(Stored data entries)
===
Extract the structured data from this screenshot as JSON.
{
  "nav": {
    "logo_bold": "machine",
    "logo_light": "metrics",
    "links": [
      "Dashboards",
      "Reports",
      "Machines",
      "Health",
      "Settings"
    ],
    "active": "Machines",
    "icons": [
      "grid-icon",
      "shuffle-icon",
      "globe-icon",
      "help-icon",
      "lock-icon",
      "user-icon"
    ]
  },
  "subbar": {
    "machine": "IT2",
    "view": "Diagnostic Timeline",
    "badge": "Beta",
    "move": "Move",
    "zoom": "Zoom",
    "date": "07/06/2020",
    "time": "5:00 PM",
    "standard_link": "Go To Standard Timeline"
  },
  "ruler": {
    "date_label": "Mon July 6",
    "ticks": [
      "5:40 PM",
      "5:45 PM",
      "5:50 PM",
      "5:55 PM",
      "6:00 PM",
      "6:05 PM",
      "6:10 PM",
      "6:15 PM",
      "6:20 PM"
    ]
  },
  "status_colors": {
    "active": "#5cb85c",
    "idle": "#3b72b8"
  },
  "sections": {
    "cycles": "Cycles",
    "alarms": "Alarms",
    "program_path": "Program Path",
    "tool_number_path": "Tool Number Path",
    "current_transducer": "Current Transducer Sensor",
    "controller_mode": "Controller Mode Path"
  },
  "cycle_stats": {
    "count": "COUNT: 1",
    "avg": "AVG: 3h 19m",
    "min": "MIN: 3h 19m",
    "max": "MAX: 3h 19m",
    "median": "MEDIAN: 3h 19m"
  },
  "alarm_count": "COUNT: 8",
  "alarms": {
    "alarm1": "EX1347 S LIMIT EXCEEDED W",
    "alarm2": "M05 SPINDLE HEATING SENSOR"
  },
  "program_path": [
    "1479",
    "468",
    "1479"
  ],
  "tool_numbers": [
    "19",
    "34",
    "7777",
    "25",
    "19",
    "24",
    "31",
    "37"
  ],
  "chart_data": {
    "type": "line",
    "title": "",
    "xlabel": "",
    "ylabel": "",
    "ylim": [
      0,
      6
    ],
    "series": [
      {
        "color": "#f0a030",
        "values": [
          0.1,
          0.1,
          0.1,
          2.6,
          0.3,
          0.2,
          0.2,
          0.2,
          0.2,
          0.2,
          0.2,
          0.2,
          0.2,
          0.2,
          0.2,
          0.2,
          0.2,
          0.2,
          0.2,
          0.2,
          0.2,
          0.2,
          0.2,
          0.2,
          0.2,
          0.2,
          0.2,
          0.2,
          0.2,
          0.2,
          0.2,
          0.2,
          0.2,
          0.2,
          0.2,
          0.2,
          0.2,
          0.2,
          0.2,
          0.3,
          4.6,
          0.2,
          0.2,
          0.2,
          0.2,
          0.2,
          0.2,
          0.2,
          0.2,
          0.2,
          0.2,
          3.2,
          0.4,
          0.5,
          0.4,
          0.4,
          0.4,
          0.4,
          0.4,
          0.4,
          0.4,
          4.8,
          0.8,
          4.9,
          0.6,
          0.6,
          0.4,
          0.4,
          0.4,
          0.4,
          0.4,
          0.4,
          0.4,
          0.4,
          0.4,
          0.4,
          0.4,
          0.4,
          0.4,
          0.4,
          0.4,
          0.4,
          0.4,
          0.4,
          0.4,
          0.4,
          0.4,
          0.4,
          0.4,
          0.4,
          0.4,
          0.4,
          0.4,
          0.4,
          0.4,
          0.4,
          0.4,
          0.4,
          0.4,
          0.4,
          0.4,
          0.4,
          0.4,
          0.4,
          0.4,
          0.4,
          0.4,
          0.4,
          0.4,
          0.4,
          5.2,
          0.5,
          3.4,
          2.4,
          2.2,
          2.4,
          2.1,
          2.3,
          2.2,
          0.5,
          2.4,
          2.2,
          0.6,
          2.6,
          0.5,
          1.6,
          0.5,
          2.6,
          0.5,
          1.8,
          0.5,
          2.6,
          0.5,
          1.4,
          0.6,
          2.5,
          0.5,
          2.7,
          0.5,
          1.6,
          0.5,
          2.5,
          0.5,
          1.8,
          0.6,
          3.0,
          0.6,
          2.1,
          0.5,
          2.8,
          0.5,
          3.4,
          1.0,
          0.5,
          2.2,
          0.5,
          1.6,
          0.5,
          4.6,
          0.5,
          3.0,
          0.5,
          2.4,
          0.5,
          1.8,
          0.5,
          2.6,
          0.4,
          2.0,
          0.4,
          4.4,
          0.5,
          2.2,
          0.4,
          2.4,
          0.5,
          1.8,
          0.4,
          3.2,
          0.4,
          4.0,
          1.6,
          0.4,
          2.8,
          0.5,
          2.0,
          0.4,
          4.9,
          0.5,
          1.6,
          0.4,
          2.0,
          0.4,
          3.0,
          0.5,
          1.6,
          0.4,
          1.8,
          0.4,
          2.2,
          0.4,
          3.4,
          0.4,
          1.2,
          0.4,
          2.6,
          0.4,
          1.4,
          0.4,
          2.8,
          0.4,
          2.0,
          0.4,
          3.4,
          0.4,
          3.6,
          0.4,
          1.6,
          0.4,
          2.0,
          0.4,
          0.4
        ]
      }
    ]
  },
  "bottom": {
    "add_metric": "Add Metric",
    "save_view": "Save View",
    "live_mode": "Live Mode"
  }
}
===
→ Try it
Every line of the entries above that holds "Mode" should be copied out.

→ The answer
    "controller_mode": "Controller Mode Path"
    "live_mode": "Live Mode"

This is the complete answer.